3.67 In the meantime, we are assured that the health risk from cosmic radiation exposure during flight represents an insignificantly small addition to the range of other factors that could lead to cancer or inheritable mutations. In view of this and the legislative controls currently coming into force, we conclude that the matter does not require further comment or recommendations in this Report.

22   A manifestation of the air's density or number of gas molecules per unit volume. Back

23   The standard atmospheric pressure at sea level is, as in some of the evidence submitted to us sometimes referred to as either 1 atmosphere (atm) or 760 mmHg, the latter being the height of mercury (Hg) in an old-fashioned barometer. Back

24   A domestic deep freeze operates at about minus 18ºC. Back

25   JAR 25.841 Back

26   JAA's volume measures are applied at the standard effective cabin altitude. Back

27   As FAA uses a weight of air measurement unit (which removes the need for defining the effective altitude), its FAR 25.831 expresses this as 0.55 pounds per minute (lb/min).  Back

28   "Parts per million" (ppm) are the conventional way of referring to low concentrations. 1 ppm is equal to 0.0001%. Back

29   Airbus Industrie, in response to Q 427, and Boeing, with its evidence on page 204, submitted a number of articles from company publications on cabin air on which we have drawn in this Report.
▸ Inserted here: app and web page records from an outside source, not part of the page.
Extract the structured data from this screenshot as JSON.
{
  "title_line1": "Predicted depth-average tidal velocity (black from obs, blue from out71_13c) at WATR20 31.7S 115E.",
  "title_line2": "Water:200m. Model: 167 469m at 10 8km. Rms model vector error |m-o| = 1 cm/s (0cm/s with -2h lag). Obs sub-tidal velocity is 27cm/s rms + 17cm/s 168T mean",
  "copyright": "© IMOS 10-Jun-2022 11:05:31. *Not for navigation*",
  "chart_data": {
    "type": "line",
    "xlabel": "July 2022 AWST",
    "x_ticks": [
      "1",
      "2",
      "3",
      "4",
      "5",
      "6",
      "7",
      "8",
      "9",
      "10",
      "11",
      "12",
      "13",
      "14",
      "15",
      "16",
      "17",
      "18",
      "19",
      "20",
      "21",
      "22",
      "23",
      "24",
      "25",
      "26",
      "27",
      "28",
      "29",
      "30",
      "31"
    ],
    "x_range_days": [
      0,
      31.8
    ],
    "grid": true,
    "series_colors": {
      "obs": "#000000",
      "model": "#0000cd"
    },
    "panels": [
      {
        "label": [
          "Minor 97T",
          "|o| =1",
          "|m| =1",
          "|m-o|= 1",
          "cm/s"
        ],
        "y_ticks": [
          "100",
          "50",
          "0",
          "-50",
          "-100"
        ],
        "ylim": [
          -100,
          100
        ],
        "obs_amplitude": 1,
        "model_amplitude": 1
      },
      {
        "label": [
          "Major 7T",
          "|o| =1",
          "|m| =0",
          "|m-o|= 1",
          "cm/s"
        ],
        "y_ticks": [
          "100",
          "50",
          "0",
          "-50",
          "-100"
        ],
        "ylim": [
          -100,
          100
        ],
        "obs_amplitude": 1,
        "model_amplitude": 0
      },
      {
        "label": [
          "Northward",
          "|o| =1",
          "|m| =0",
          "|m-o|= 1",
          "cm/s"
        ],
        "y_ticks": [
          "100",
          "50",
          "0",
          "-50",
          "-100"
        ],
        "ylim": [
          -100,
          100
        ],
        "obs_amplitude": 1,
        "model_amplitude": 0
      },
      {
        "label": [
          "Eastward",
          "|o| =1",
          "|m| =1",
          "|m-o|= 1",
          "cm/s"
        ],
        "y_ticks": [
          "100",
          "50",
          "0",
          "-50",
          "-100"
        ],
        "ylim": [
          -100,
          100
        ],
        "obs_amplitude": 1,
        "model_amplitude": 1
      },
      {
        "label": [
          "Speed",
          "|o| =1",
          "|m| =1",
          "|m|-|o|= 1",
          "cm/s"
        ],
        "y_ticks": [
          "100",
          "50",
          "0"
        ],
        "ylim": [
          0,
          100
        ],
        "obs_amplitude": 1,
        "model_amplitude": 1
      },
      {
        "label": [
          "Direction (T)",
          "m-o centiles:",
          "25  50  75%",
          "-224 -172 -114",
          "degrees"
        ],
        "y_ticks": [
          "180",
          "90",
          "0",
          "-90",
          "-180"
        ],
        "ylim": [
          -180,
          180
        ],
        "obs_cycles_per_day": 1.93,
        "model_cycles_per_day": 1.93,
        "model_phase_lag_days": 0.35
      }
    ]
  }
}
We refer to these as supplementary evidence from Airbus Industrie and Boeing. Back

30   This was presumably one reason why manufacturers petitioned against FAA Amendment 87, as noted in paragraph 3.34. Back

31   Under JAR-FCL 3, flight crew are subject to licence medicals annually up to the age of 40 and 6-monthly thereafter.  Back

32   The European agreement noted in paragraph 3.17 offers the prospect of some change in due course. Back

33   A point we discuss further in paragraph 8.23. Back

34   High energy radiation which can damage body cells and other molecular structures. Back

35   At Concorde's higher cruising altitudes, the levels are about twice these - although this is effectively cancelled out by the shorter journey time. Private business jets are outside the scope of our Inquiry, but we understand from the NRPB that they routinely fly at very high altitudes, approaching those used by Concorde (p 146). Being subsonic, they also spend longer at those heights. Back

36   EC Directive 96/29/EURATOM 1996 and UK Ionising Radiations Regulations 1999. Article 42 of the Directive applies to aircrew as occupationally exposed workers, but the UK regulations do not apply to aircrew. Article 42 is being incorporated into the Air Navigation Order but, with the exception of protection of the foetus (see paragraph 3.59), dose limits for aircrew exposure are not specified, largely because it is difficult to envisage anyone being in the air long enough to exceed a dose of even 10 mSv.  Back

37   Concorde crew doses might be a little higher but do not reach the 6mSv level. Back

38   For example that, compared to the overall lifetime risk of developing a fatal cancer of 1 in 4 (Q 424), the additional lifetime risk from a 20 hour return flight is about 1 in 1 million (Q 418). Back

previous page contents next page

House of Lords home page Parliament home page House of Commons home page search page enquiries index

© Parliamentary copyright 2000